            The contempt is a little more complicated.  There is a sense in the Valley that Yahoo had a strong position and a huge opportunity – and then frittered it away over the last few years while Google raced past.  There is also the general feeling that Yang, though a brilliant guy and a co-founder of the company, is only CEO now to fill the vacuum left by the departure of Terry Semel  . . .and that he is in over his head.   Thus, his resistance to both the overtures and threats by Microsoft and Icahn is seen as less the product of reasoned strategy and more sheer petulance:  he doesn’t want to give up the company he created, he hates Microsoft to the point of madness, and he is willing to burn Yahoo to the ground before he lets anyone else have it.

            In fact, there is no evidence that any of this is true.  Indeed, Yang seems to have a number of loyal lieutenants and Board members ready to take his side in the matter.  They can’t all be crazy.

            But they probably all are doomed.  At this point, it is hard to imagine how Yang and his team will ever hold off the combined forces of Microsoft and Icahn.  The two sides seem locked in an embrace that will only end with the ignominious departure of Yang and the triumph of Icahn and Ballmer.

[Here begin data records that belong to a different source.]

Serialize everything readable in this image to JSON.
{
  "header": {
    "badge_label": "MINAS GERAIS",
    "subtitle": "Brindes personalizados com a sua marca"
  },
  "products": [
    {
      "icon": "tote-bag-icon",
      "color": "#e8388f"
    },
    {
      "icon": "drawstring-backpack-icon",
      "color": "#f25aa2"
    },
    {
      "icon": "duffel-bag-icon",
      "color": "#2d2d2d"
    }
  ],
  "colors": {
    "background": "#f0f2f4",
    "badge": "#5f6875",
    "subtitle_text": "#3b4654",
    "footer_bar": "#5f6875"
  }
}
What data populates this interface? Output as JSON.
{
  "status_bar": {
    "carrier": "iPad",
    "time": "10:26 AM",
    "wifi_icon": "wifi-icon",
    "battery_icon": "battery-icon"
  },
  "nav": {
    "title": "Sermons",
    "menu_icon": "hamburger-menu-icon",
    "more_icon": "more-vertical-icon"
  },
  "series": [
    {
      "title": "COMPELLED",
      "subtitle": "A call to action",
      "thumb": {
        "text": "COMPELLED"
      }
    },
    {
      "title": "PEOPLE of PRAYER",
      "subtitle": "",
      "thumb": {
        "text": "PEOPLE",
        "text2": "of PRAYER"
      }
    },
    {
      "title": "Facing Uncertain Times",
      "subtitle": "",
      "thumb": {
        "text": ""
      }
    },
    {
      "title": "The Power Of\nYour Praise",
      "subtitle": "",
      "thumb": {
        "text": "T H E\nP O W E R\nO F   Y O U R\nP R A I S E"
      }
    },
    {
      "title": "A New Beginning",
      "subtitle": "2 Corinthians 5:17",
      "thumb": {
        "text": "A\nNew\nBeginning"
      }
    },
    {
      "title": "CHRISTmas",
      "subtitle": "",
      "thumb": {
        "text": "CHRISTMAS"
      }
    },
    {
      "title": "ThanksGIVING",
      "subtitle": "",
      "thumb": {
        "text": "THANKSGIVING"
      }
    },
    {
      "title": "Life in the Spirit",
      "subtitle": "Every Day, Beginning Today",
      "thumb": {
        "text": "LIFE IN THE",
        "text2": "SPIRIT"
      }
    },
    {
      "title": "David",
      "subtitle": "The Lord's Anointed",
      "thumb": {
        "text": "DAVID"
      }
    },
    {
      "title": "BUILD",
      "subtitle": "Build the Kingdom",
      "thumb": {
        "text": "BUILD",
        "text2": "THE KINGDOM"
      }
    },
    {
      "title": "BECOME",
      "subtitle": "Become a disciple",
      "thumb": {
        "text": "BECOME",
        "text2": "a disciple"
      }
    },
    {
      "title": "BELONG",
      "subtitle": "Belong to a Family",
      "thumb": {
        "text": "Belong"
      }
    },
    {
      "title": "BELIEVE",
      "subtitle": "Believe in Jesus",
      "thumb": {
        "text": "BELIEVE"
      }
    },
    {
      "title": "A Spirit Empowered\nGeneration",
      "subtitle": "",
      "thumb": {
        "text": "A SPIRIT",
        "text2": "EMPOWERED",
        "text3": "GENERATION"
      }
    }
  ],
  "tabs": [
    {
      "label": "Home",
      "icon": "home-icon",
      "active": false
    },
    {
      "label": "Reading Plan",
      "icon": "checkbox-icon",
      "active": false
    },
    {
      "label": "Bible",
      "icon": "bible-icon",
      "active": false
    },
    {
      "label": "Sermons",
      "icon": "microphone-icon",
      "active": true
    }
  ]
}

            As for the rest of us, perhaps we should be careful what we wish for.  Silicon Valley may rue the day when it cheered a corporate raider in the destruction of one of its iconic companies.  As Google grows stronger, we also may find ourselves wondering whether we shouldn’t have given Yahoo the chance to revive itself one more time.  But most of all, as we watch Yahoo die – and it will die, because as far back as Shlumberger and Fairchild (indeed, even further) no Valley company has ever successfully survived the acquisition by an outside corporation.  Maybe it’s the water, certainly it’s the Valley culture, but the moment Yahoo is purchased by Microsoft its fate is sealed.

            So here is a thought problem for all of my fellow Silicon Valleyites, and all of those who don’t wish to see the annihilation of a once-great company – and the welcoming of two foxes into our neighborhood henhouse:  Is there a Third Way, another option, that neither keeps Yahoo at its current status quo under Jerry Yang, nor throws it to the wolves of Redmond.

            An employee-shareholder mutiny perhaps?  HP’s employees nearly pulled it off against Carly Fiorina.  A local merger perhaps – assuming that Google isn’t just toying with the company?  A consortium of local investors prepared to take the company private? 

            Silicon Valley is the home of innovative thinking, not just in technology but business management.  So how do we save Yahoo and make it world class again?  What did Thomas Wolfe say?  Look homeward angel (investor).